[[ DATASET open ]]

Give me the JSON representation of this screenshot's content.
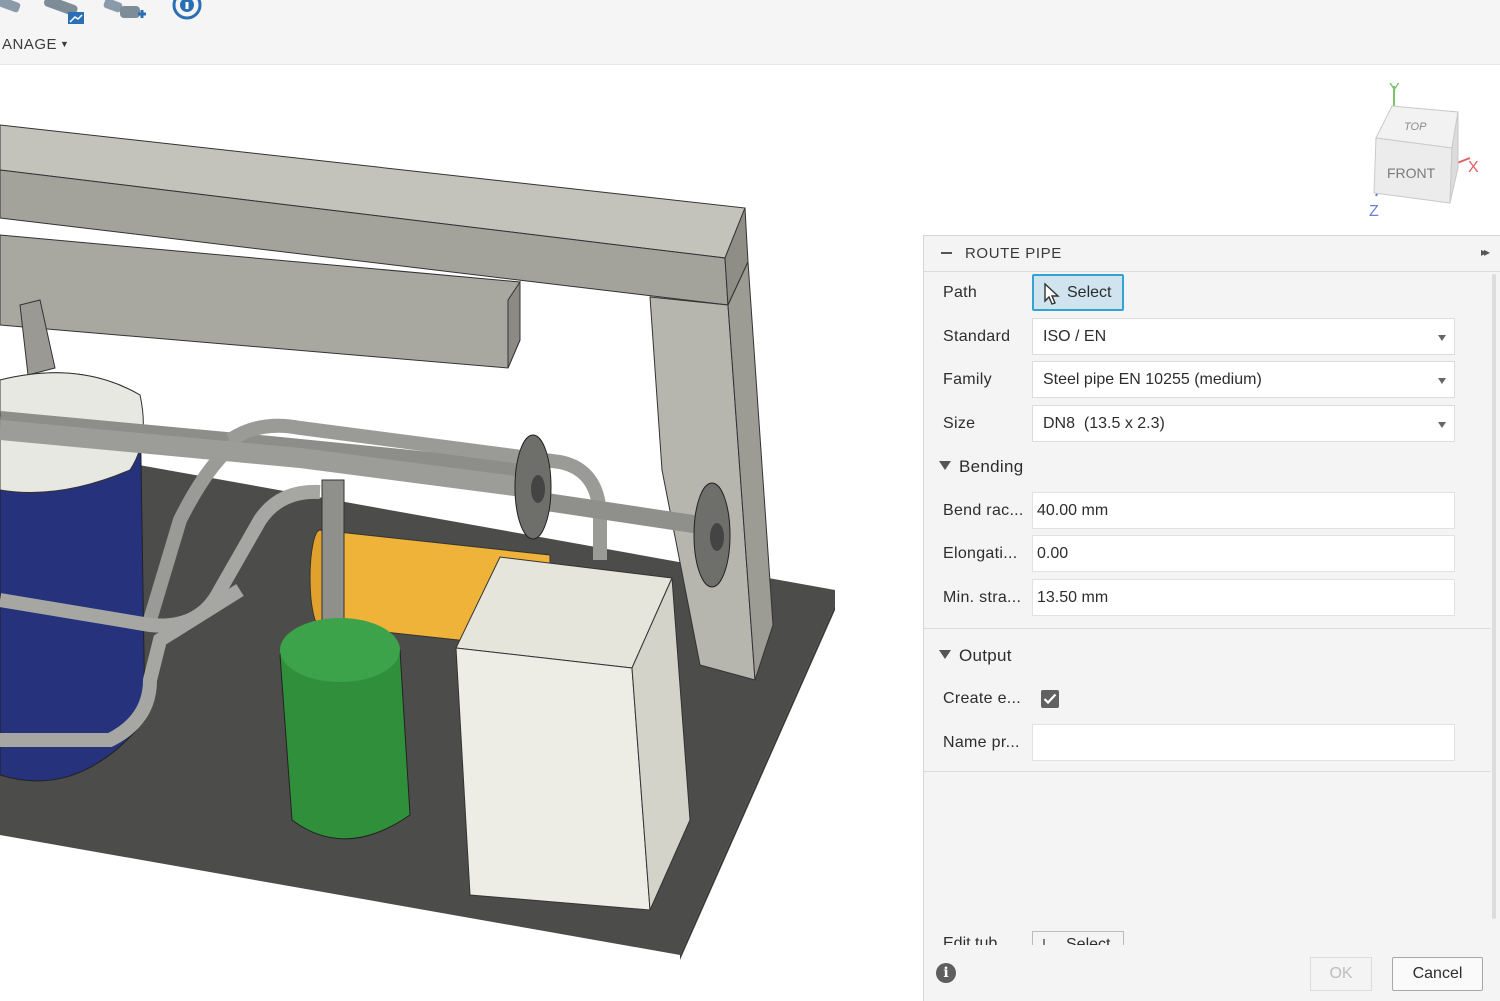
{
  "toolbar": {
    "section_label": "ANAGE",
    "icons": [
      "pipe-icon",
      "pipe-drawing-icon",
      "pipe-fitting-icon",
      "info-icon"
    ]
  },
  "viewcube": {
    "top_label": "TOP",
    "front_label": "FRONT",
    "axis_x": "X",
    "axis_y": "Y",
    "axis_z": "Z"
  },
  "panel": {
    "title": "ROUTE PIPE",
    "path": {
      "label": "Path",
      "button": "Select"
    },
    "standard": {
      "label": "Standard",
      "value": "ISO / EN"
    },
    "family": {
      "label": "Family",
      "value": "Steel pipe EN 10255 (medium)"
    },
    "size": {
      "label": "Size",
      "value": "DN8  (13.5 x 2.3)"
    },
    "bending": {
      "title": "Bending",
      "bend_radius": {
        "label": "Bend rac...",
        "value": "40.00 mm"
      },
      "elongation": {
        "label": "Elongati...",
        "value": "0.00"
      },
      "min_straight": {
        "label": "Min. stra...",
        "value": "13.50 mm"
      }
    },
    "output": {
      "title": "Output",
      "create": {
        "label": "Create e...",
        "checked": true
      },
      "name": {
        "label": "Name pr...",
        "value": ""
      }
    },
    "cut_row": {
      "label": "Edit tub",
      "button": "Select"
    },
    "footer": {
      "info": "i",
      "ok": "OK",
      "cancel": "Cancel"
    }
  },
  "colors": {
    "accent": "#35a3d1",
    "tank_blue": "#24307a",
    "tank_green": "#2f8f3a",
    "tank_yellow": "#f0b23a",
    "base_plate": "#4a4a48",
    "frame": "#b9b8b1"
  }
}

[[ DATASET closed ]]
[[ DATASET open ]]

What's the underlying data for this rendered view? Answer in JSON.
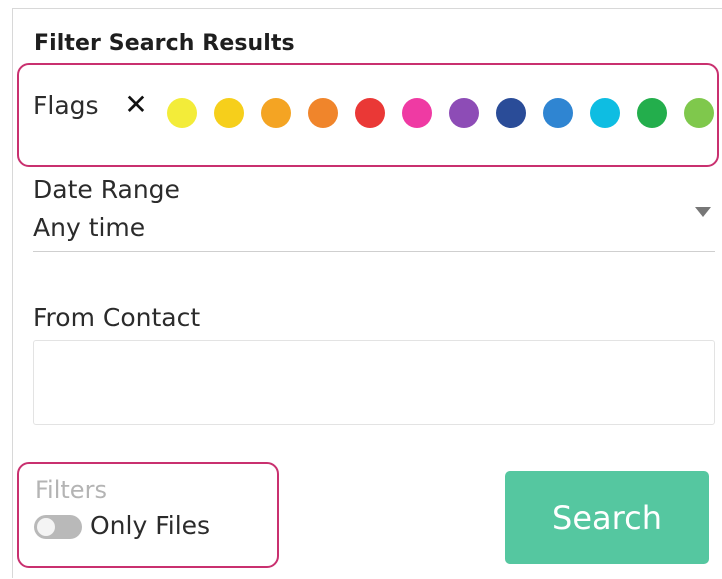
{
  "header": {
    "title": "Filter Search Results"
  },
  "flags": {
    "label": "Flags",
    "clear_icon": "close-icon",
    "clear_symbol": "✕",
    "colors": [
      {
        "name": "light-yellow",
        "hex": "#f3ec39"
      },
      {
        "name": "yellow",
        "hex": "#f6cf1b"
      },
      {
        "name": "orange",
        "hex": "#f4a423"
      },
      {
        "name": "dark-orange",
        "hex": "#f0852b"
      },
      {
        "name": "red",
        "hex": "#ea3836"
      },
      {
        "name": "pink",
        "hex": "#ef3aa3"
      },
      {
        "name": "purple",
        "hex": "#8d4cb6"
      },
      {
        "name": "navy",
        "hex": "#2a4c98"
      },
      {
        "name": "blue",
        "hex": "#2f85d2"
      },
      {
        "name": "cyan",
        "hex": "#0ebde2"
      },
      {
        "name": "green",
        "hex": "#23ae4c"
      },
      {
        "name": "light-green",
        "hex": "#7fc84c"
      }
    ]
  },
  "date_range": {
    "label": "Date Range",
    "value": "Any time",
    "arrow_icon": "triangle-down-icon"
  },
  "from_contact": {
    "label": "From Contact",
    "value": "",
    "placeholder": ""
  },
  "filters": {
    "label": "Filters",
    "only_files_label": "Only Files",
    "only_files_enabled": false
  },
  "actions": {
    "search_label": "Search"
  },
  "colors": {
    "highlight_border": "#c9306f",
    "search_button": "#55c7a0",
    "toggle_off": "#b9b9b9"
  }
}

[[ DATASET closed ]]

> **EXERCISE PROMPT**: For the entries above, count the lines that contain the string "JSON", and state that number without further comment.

> **WRITTEN REPLY**: 2